BEGIN Data excerpts

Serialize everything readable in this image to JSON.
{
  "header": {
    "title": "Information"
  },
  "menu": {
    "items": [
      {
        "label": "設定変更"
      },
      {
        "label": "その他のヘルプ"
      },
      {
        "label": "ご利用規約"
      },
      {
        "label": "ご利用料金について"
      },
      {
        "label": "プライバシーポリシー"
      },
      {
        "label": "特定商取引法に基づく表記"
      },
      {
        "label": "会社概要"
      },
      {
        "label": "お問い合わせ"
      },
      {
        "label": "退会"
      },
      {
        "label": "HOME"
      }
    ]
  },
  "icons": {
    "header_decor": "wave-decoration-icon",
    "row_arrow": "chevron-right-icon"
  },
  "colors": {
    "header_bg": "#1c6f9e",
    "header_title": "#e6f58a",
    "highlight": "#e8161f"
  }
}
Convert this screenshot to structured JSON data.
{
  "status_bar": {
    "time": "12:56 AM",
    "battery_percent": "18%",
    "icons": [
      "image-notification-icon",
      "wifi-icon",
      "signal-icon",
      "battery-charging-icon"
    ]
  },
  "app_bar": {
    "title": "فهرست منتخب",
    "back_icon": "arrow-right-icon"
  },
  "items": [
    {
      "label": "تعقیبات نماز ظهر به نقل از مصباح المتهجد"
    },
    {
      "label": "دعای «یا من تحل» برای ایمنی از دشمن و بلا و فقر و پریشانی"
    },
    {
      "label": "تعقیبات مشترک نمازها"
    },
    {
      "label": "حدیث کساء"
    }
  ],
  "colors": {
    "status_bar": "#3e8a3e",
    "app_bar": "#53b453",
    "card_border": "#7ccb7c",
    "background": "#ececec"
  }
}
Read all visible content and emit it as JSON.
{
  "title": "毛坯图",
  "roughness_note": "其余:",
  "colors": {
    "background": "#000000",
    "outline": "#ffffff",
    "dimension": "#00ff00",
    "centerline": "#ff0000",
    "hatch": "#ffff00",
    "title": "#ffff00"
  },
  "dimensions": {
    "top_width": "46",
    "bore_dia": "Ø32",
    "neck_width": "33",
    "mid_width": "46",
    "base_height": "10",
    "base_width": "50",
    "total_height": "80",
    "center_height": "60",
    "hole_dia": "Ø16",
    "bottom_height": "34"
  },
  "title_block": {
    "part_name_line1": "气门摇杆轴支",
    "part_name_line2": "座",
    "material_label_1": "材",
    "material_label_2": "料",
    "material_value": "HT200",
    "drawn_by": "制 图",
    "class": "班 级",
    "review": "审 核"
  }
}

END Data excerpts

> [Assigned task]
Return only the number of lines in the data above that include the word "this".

> [Task answer]
2